[Start of Attachment]
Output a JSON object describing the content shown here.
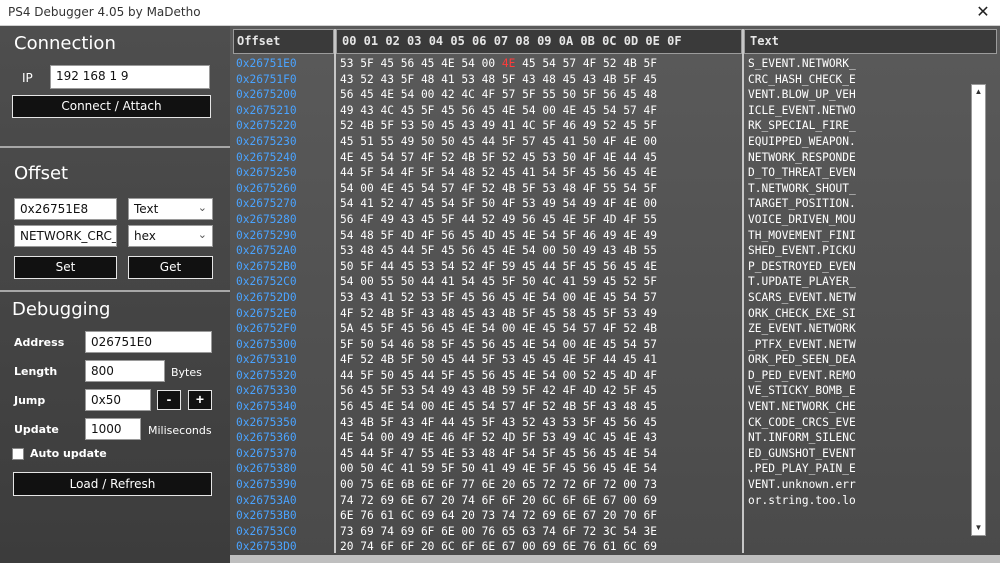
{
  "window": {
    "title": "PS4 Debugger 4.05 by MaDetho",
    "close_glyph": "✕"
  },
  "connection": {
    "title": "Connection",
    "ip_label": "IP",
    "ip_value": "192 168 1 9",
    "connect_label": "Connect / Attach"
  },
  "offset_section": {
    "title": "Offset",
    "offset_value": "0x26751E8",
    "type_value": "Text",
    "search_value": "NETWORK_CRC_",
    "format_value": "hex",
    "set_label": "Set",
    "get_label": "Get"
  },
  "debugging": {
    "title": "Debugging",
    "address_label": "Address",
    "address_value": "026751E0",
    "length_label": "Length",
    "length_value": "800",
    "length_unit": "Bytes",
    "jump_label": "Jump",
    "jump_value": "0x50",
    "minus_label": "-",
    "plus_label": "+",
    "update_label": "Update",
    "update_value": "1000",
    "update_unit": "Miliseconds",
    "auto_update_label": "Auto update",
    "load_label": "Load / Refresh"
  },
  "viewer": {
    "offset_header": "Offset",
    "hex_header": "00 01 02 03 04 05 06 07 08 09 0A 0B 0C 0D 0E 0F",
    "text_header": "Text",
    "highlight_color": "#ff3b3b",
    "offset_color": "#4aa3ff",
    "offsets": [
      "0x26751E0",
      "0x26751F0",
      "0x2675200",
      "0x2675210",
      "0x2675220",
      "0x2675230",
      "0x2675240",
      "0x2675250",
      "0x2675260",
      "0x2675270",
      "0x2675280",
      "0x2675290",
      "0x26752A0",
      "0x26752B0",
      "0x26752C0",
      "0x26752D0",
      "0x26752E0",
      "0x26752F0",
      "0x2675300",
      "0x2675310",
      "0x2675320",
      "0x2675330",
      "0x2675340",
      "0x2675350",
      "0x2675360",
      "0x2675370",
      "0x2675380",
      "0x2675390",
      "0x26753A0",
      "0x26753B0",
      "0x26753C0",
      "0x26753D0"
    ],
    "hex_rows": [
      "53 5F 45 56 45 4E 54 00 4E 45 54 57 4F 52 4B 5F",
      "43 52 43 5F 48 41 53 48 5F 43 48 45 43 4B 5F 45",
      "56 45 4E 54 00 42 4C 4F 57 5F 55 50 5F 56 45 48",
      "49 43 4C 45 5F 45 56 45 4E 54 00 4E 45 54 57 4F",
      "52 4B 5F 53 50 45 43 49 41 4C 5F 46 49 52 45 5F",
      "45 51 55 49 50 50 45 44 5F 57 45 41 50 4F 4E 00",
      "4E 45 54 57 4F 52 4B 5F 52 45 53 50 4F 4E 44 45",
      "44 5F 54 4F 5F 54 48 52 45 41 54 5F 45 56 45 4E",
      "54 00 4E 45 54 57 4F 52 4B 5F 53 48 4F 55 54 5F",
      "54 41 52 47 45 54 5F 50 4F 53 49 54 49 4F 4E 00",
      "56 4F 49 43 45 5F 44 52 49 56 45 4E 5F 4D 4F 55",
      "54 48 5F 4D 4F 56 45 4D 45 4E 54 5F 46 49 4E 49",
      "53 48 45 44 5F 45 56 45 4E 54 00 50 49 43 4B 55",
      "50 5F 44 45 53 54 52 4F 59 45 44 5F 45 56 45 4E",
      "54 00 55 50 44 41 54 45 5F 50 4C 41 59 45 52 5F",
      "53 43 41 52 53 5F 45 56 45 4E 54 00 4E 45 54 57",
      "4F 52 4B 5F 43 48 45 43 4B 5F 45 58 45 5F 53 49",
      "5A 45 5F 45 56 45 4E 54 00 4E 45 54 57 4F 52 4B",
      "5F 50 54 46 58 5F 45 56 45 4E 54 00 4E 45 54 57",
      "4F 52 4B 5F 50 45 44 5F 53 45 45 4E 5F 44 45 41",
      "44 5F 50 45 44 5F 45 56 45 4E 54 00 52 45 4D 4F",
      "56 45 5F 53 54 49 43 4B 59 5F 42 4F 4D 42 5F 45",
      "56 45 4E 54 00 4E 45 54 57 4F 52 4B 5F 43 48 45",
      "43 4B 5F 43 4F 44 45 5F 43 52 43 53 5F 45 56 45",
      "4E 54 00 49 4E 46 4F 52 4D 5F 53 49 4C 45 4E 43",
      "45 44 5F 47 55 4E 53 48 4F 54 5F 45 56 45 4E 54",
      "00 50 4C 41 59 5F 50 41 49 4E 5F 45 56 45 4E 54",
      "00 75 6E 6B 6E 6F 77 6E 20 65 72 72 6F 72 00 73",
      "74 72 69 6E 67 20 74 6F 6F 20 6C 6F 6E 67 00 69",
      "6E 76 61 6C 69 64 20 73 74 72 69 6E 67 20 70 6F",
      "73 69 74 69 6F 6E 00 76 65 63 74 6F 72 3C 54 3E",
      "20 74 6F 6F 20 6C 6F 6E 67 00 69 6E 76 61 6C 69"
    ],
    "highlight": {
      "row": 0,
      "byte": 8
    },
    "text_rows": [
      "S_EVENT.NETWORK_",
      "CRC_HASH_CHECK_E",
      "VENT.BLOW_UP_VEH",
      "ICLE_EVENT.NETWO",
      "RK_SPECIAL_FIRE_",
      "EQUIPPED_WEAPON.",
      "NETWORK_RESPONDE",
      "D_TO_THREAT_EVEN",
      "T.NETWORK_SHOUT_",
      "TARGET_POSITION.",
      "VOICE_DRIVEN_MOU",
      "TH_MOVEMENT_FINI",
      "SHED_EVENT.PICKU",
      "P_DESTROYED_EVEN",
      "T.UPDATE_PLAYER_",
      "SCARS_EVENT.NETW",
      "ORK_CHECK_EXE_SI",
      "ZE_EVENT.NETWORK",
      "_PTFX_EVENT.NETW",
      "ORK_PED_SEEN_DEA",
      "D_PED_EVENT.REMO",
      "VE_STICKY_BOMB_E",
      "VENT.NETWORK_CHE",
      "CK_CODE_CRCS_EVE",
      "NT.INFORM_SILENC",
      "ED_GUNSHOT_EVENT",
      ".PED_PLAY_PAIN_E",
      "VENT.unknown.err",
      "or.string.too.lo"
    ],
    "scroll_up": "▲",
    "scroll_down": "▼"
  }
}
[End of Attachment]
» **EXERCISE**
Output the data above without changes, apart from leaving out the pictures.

» **WORKED SOLUTION**
Output a JSON object describing the content shown here.
{
  "window": {
    "title": "PS4 Debugger 4.05 by MaDetho",
    "close_glyph": "✕"
  },
  "connection": {
    "title": "Connection",
    "ip_label": "IP",
    "ip_value": "192 168 1 9",
    "connect_label": "Connect / Attach"
  },
  "offset_section": {
    "title": "Offset",
    "offset_value": "0x26751E8",
    "type_value": "Text",
    "search_value": "NETWORK_CRC_",
    "format_value": "hex",
    "set_label": "Set",
    "get_label": "Get"
  },
  "debugging": {
    "title": "Debugging",
    "address_label": "Address",
    "address_value": "026751E0",
    "length_label": "Length",
    "length_value": "800",
    "length_unit": "Bytes",
    "jump_label": "Jump",
    "jump_value": "0x50",
    "minus_label": "-",
    "plus_label": "+",
    "update_label": "Update",
    "update_value": "1000",
    "update_unit": "Miliseconds",
    "auto_update_label": "Auto update",
    "load_label": "Load / Refresh"
  },
  "viewer": {
    "offset_header": "Offset",
    "hex_header": "00 01 02 03 04 05 06 07 08 09 0A 0B 0C 0D 0E 0F",
    "text_header": "Text",
    "highlight_color": "#ff3b3b",
    "offset_color": "#4aa3ff",
    "offsets": [
      "0x26751E0",
      "0x26751F0",
      "0x2675200",
      "0x2675210",
      "0x2675220",
      "0x2675230",
      "0x2675240",
      "0x2675250",
      "0x2675260",
      "0x2675270",
      "0x2675280",
      "0x2675290",
      "0x26752A0",
      "0x26752B0",
      "0x26752C0",
      "0x26752D0",
      "0x26752E0",
      "0x26752F0",
      "0x2675300",
      "0x2675310",
      "0x2675320",
      "0x2675330",
      "0x2675340",
      "0x2675350",
      "0x2675360",
      "0x2675370",
      "0x2675380",
      "0x2675390",
      "0x26753A0",
      "0x26753B0",
      "0x26753C0",
      "0x26753D0"
    ],
    "hex_rows": [
      "53 5F 45 56 45 4E 54 00 4E 45 54 57 4F 52 4B 5F",
      "43 52 43 5F 48 41 53 48 5F 43 48 45 43 4B 5F 45",
      "56 45 4E 54 00 42 4C 4F 57 5F 55 50 5F 56 45 48",
      "49 43 4C 45 5F 45 56 45 4E 54 00 4E 45 54 57 4F",
      "52 4B 5F 53 50 45 43 49 41 4C 5F 46 49 52 45 5F",
      "45 51 55 49 50 50 45 44 5F 57 45 41 50 4F 4E 00",
      "4E 45 54 57 4F 52 4B 5F 52 45 53 50 4F 4E 44 45",
      "44 5F 54 4F 5F 54 48 52 45 41 54 5F 45 56 45 4E",
      "54 00 4E 45 54 57 4F 52 4B 5F 53 48 4F 55 54 5F",
      "54 41 52 47 45 54 5F 50 4F 53 49 54 49 4F 4E 00",
      "56 4F 49 43 45 5F 44 52 49 56 45 4E 5F 4D 4F 55",
      "54 48 5F 4D 4F 56 45 4D 45 4E 54 5F 46 49 4E 49",
      "53 48 45 44 5F 45 56 45 4E 54 00 50 49 43 4B 55",
      "50 5F 44 45 53 54 52 4F 59 45 44 5F 45 56 45 4E",
      "54 00 55 50 44 41 54 45 5F 50 4C 41 59 45 52 5F",
      "53 43 41 52 53 5F 45 56 45 4E 54 00 4E 45 54 57",
      "4F 52 4B 5F 43 48 45 43 4B 5F 45 58 45 5F 53 49",
      "5A 45 5F 45 56 45 4E 54 00 4E 45 54 57 4F 52 4B",
      "5F 50 54 46 58 5F 45 56 45 4E 54 00 4E 45 54 57",
      "4F 52 4B 5F 50 45 44 5F 53 45 45 4E 5F 44 45 41",
      "44 5F 50 45 44 5F 45 56 45 4E 54 00 52 45 4D 4F",
      "56 45 5F 53 54 49 43 4B 59 5F 42 4F 4D 42 5F 45",
      "56 45 4E 54 00 4E 45 54 57 4F 52 4B 5F 43 48 45",
      "43 4B 5F 43 4F 44 45 5F 43 52 43 53 5F 45 56 45",
      "4E 54 00 49 4E 46 4F 52 4D 5F 53 49 4C 45 4E 43",
      "45 44 5F 47 55 4E 53 48 4F 54 5F 45 56 45 4E 54",
      "00 50 4C 41 59 5F 50 41 49 4E 5F 45 56 45 4E 54",
      "00 75 6E 6B 6E 6F 77 6E 20 65 72 72 6F 72 00 73",
      "74 72 69 6E 67 20 74 6F 6F 20 6C 6F 6E 67 00 69",
      "6E 76 61 6C 69 64 20 73 74 72 69 6E 67 20 70 6F",
      "73 69 74 69 6F 6E 00 76 65 63 74 6F 72 3C 54 3E",
      "20 74 6F 6F 20 6C 6F 6E 67 00 69 6E 76 61 6C 69"
    ],
    "highlight": {
      "row": 0,
      "byte": 8
    },
    "text_rows": [
      "S_EVENT.NETWORK_",
      "CRC_HASH_CHECK_E",
      "VENT.BLOW_UP_VEH",
      "ICLE_EVENT.NETWO",
      "RK_SPECIAL_FIRE_",
      "EQUIPPED_WEAPON.",
      "NETWORK_RESPONDE",
      "D_TO_THREAT_EVEN",
      "T.NETWORK_SHOUT_",
      "TARGET_POSITION.",
      "VOICE_DRIVEN_MOU",
      "TH_MOVEMENT_FINI",
      "SHED_EVENT.PICKU",
      "P_DESTROYED_EVEN",
      "T.UPDATE_PLAYER_",
      "SCARS_EVENT.NETW",
      "ORK_CHECK_EXE_SI",
      "ZE_EVENT.NETWORK",
      "_PTFX_EVENT.NETW",
      "ORK_PED_SEEN_DEA",
      "D_PED_EVENT.REMO",
      "VE_STICKY_BOMB_E",
      "VENT.NETWORK_CHE",
      "CK_CODE_CRCS_EVE",
      "NT.INFORM_SILENC",
      "ED_GUNSHOT_EVENT",
      ".PED_PLAY_PAIN_E",
      "VENT.unknown.err",
      "or.string.too.lo"
    ],
    "scroll_up": "▲",
    "scroll_down": "▼"
  }
}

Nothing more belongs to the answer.